In 1919 the Cosgroves bought land in Grant County drinking bottles for sale, New Mexico and began excavating Mimbres Valley ceramics. The Mimbres Valley has pre-Columbian culture dating from 200AD to 1150AD. The Cosgroves reportedly spent their free time exploring the Mimbres Valley with their son, Burton Cosgrove, Jr football style t shirt. In the 1920s the Cosgroves met Alfred Vincent Kidder (1885–1963), at the time curator of North American Archeology at Harvard’s Peabody Museum. Kidder was extremely impressed with the Cosgroves’ amateur archaeological work on Mimbres culture; the Cosgroves were later hired in 1924 by Harvard University’s Peabody museum through the help of Kidder. Harriet was among the first women in the field of archeology to be professionally employed. She than began professionally excavating sites for the Harvard Peabody Museum, beginning with an expedition in the Mimbres Valley.
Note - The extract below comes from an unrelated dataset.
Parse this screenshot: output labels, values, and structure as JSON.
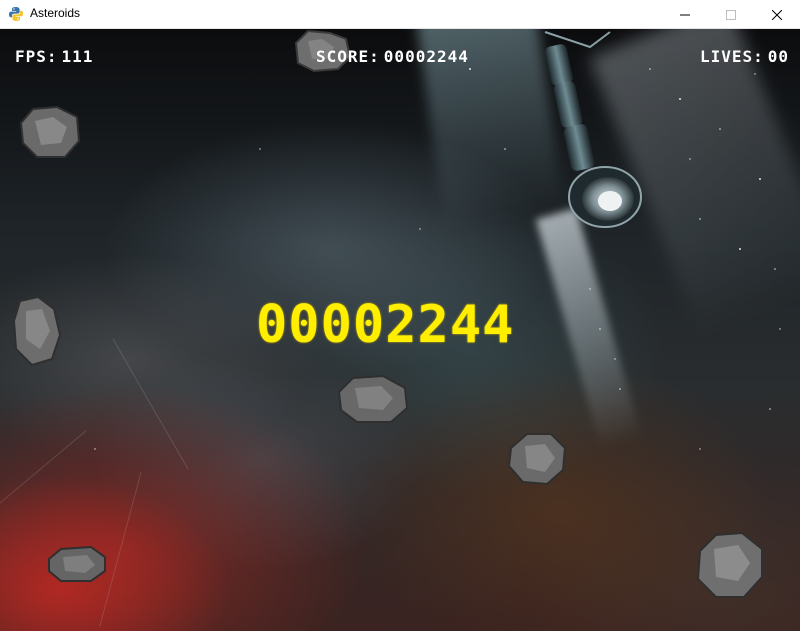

The Cosgroves’ first professional archaeology endeavor was to excavate the Swarts Ruin, also known as the Swarts Ranch Ruin. The Swarts Ruin was part of the Mimbres Valley, however cultural artifacts of this area of the site suggest that the culture was only active between 1000AD – 1150AD in that area. The Swarts excavation established the Cosgroves as elite Southwestern Archaeologists as well as solidifying their image as a team unit. The site was photographically documented by Cornelius and Harriet made ink drawings of every bowl excavated, totaling over 700 Swarts Ruin pots. In total, nearly 10,000 artifacts were found and chronologically recorded by season. Extremely thorough notes were also taken by Harriet pertaining to room locations on the site, dimensions of these rooms, and the floor’s soil type; this was done for all burial sites discovered by the Cosgroves. The finds of the site were published in 1932 as “The Swarts Ruin: A Typical Mimbres Site in Southwestern New Mexico” which detailed the findings from 1924–1927 by season. The excavation was deemed “prodigious” and is still used as the primary reference for Mimbres Scholars.
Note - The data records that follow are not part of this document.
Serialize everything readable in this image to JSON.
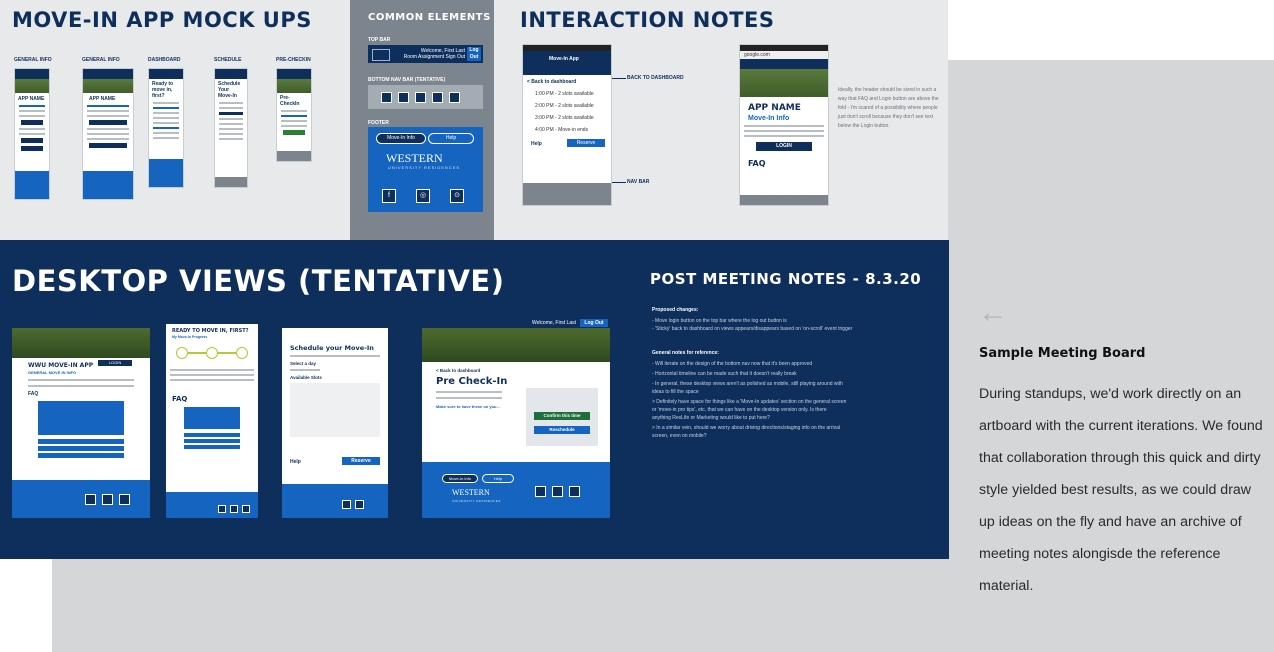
{
  "headings": {
    "mockups": "MOVE-IN APP MOCK UPS",
    "common": "COMMON ELEMENTS",
    "interaction": "INTERACTION NOTES",
    "desktop": "DESKTOP VIEWS (TENTATIVE)",
    "post_meeting": "POST MEETING NOTES - 8.3.20"
  },
  "mockup_labels": [
    "GENERAL INFO",
    "GENERAL INFO",
    "DASHBOARD",
    "SCHEDULE",
    "PRE-CHECKIN"
  ],
  "mockup_titles": [
    "APP NAME",
    "APP NAME",
    "Ready to move in, first?",
    "Schedule Your Move-In",
    "Pre-CheckIn"
  ],
  "common": {
    "top_bar_label": "TOP BAR",
    "bottom_nav_label": "BOTTOM NAV BAR (TENTATIVE)",
    "footer_label": "FOOTER",
    "welcome": "Welcome, First Last",
    "room": "Room Assignment  Sign Out",
    "logout": "Log Out",
    "move_in_info": "Move-In Info",
    "help": "Help",
    "brand": "WESTERN",
    "brand_sub": "UNIVERSITY RESIDENCES"
  },
  "interaction": {
    "app_header": "Move-In App",
    "back_to_dashboard": "BACK TO DASHBOARD",
    "nav_bar": "NAV BAR",
    "back_link": "< Back to dashboard",
    "slots": [
      "1:00 PM - 2 slots available",
      "2:00 PM - 2 slots available",
      "3:00 PM - 2 slots available",
      "4:00 PM - Move-in ends"
    ],
    "help": "Help",
    "reserve": "Reserve",
    "app_name": "APP NAME",
    "move_in_info": "Move-In Info",
    "login": "LOGIN",
    "faq": "FAQ",
    "url": "google.com",
    "header_note": "Ideally, the header should be sized in such a way that FAQ and Login button are above the fold - I'm scared of a possibility where people just don't scroll because they don't see text below the Login button."
  },
  "desktop": {
    "d1_title": "WWU MOVE-IN APP",
    "d1_sub": "GENERAL MOVE IN INFO",
    "d1_faq": "FAQ",
    "d1_login": "LOGIN",
    "d2_title": "READY TO MOVE IN, FIRST?",
    "d2_sub": "My Move-In Progress",
    "d2_faq": "FAQ",
    "d3_title": "Schedule your Move-In",
    "d3_select": "Select a day",
    "d3_avail": "Available Slots",
    "d3_help": "Help",
    "d3_reserve": "Reserve",
    "d4_back": "< Back to dashboard",
    "d4_title": "Pre Check-In",
    "d4_confirm": "Confirm this time",
    "d4_reschedule": "Reschedule",
    "d4_logout": "Log Out",
    "d4_welcome": "Welcome, First Last",
    "d4_make_sure": "Make sure to have these on you...",
    "d4_move_in_info": "Move-In Info",
    "d4_help": "Help",
    "brand": "WESTERN",
    "brand_sub": "UNIVERSITY RESIDENCES"
  },
  "post_meeting": {
    "proposed": "Proposed changes:",
    "proposed_items": [
      "- Move login button on the top bar where the log out button is",
      "- 'Sticky' back to dashboard on views appears/disappears based on 'on-scroll' event trigger"
    ],
    "general": "General notes for reference:",
    "general_items": [
      "- Will iterate on the design of the bottom nav now that it's been approved",
      "- Horizontal timeline can be made such that it doesn't really break",
      "- In general, these desktop views aren't as polished as mobile, still playing around with",
      "ideas to fill the space",
      "     > Definitely have space for things like a 'Move-In updates' section on the general screen",
      "       or 'move-in pro tips', etc. that we can have on the desktop version only. Is there",
      "       anything ResLife or Marketing would like to put here?",
      "     > In a similar vein, should we worry about driving directions/staging info on the arrival",
      "       screen, even on mobile?"
    ]
  },
  "sidebar": {
    "back_arrow": "←",
    "title": "Sample  Meeting Board",
    "body": "During standups, we'd work directly on an artboard with the current iterations. We found that collaboration through this quick and dirty style yielded best results, as we could draw up ideas on the fly and have an archive of meeting notes alongisde the reference material."
  },
  "colors": {
    "navy": "#0e2f5c",
    "blue": "#1565c0",
    "gray_panel": "#7c858d",
    "light": "#e8e9eb",
    "board": "#d5d6d8"
  }
}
A year prior to the Cosgroves’ work at Stalling island they worked on the Gila River site in New Mexico from 1928–1929. After being hired by William Claflin, Jr. (an archeologist from Belmont, Massachusetts) the Cosgroves began work on the Stallings island Mound in Columbia County, Georgia. The site however was discovered to not be well preserved due to more recent aboriginal activity. A group of artifacts found at the site were termed the “stallings island culture.” The development of this idea of the culture allowed artifacts to be more accurately grouped by age, material, and groups of people. Cornelius discovered fiber-tempered pottery at the site as well as tools of late Archaic-type in great numbers. Through the work of the Cosgroves the Stalling Island Mound was found to be a shell heap rather than a major ceremonial construction like it was previously thought to be. Furthermore, the Cosgroves work at Stalling island was the first stratigraphic analysis of midden in Georgia.
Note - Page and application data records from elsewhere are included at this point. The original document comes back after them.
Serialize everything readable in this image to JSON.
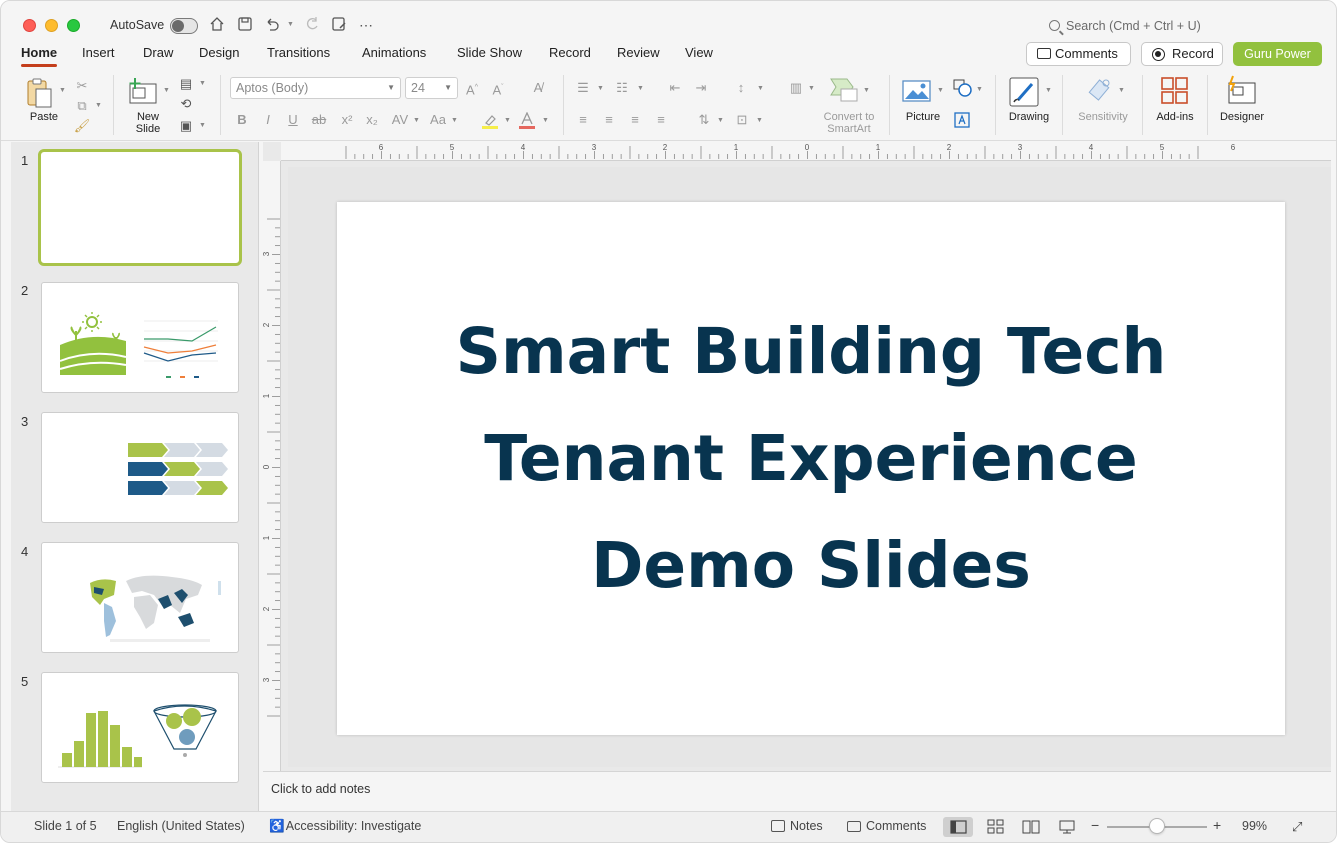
{
  "titlebar": {
    "autosave_label": "AutoSave",
    "search_placeholder": "Search (Cmd + Ctrl + U)"
  },
  "tabs": [
    {
      "label": "Home",
      "active": true
    },
    {
      "label": "Insert"
    },
    {
      "label": "Draw"
    },
    {
      "label": "Design"
    },
    {
      "label": "Transitions"
    },
    {
      "label": "Animations"
    },
    {
      "label": "Slide Show"
    },
    {
      "label": "Record"
    },
    {
      "label": "Review"
    },
    {
      "label": "View"
    }
  ],
  "actions": {
    "comments_label": "Comments",
    "record_label": "Record",
    "guru_label": "Guru Power"
  },
  "ribbon": {
    "paste": "Paste",
    "new_slide": "New\nSlide",
    "font_name": "Aptos (Body)",
    "font_size": "24",
    "convert_smartart": "Convert to\nSmartArt",
    "picture": "Picture",
    "drawing": "Drawing",
    "sensitivity": "Sensitivity",
    "addins": "Add-ins",
    "designer": "Designer"
  },
  "thumbnails": [
    {
      "number": "1"
    },
    {
      "number": "2"
    },
    {
      "number": "3"
    },
    {
      "number": "4"
    },
    {
      "number": "5"
    }
  ],
  "slide": {
    "lines": [
      "Smart Building Tech",
      "Tenant Experience",
      "Demo Slides"
    ]
  },
  "ruler": {
    "h": [
      "6",
      "5",
      "4",
      "3",
      "2",
      "1",
      "0",
      "1",
      "2",
      "3",
      "4",
      "5",
      "6"
    ],
    "v": [
      "3",
      "2",
      "1",
      "0",
      "1",
      "2",
      "3"
    ]
  },
  "notes": {
    "placeholder": "Click to add notes"
  },
  "status": {
    "slide_counter": "Slide 1 of 5",
    "language": "English (United States)",
    "accessibility": "Accessibility: Investigate",
    "notes_label": "Notes",
    "comments_label": "Comments",
    "zoom_value": "99%"
  },
  "colors": {
    "title": "#08344f",
    "accent_green": "#92c13e",
    "tab_underline": "#c43e1c"
  }
}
The last site the Cosgroves worked on as a team was the Hopi Pueblo of Awatovi in Arizona. Burton Cosgrove died in 1936 during the first year of the project. Harriet returned to the site in 1937 and was placed in charge of the pottery tent on the site. She worked in training students and Indian assistants in the processes of washing, sorting, and cataloging the artifacts. In 1970 at the age of 84 Harriet Cosgrove died.